doesn’t allow home-occupation businesses.
Linda Buckner, Buckner’s daughter-in-law, told commissioners the shop has been operated at Marion County Lake for 13 years with no parking on streets, no complaints and minimal traffic.
She said maintenance of a shop location is necessary under state rules to allow Doris Buckner to serve clients at rest homes and September Apartments. She said the shop was so well run the state has been willing to waive a requirement that 51 percent of the business be done in the shop to allow Doris Buckner to do extensive service for the elderly.
The shop would operate on Fridays and a half-day Saturdays with a total of four to five customers, she said.
Although the commissioners were inclined to be sympathetic to the Buckners’ appeal, Reiswig said he was uncomfortable with merely overriding the planning commission’s decision since it had been appointed by the city commission to make such decisions.
Susan Cooper, development director, said the zoning had been done to give preference to businesses locating in the downtown area. She said beauty shops already in homes had been “grandfathered” under zoning, and that their operation won’t be continued when current owners cease operation.
It was discussed that if a conditional-use permit was allowed for the Buckners, it would also be temporary with only Doris Buckner’s term of operation.

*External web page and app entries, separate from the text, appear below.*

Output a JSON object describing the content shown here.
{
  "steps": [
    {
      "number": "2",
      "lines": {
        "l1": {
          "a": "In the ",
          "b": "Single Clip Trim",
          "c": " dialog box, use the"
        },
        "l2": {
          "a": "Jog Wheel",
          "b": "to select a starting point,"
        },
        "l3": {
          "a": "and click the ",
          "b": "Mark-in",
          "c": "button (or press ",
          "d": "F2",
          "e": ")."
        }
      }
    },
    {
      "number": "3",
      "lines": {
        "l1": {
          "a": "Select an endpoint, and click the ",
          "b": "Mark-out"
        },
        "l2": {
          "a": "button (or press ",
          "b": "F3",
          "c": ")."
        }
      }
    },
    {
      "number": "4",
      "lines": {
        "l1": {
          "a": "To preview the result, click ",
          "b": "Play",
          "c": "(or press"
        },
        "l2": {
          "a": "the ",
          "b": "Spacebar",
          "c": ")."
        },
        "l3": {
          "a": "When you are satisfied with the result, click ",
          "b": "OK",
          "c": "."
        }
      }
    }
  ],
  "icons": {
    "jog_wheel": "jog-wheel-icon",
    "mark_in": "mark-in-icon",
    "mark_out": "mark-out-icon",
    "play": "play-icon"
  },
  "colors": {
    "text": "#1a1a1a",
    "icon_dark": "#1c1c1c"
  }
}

Meanwhile, the commissioners voted 2-0 to budget $650 for advertising and brochures for public education on a sales tax proposal to fund industrial park development that will be on the April ballot.
City Administrator Dennis Nichols told commissioners a timetable has been outlined for completing a city library in a remodeled and renovated Marion Railroad Depot. Notice to construction bidders should go out in June with a contract awarded at the end of July, he said.
Nichols said the project should be completed a year from April.
City Attorney Dan Baldwin said he is applying on behalf of the city to the Kansas Corporation Commission for a certificate of convenience to extend city electrical line operation to the Batt Industrial Park, which has been in Rural Electric Cooperative territory.
Baldwin said rural electric lines in the area are only feeder lines to the north. The city is not asking those lines to be moved, and the city’s move into the area probably will be seen as routine.
Toward the end of the meeting, Baldwin met in executive session with the commissioners to discuss lawsuits the city is involved in.
Several department heads reported delays in city activities due to the prolonged stormy, cold weather. Cooper said construction of Seacat Hardware at the industrial park is a month behind schedule.
Marty Fredrickson, street superintendent, said crews are waiting for warmer and dryer weather to repair streets and alleys “torn up” by the weather.
Harvey Sanders, utilities superintendent, said electrical crews will need drier ground to get to at least “a couple of poles that need replacing.”
Gary Klose reported for the Marion Police Department that grant money has been received for the purchase of new radar units.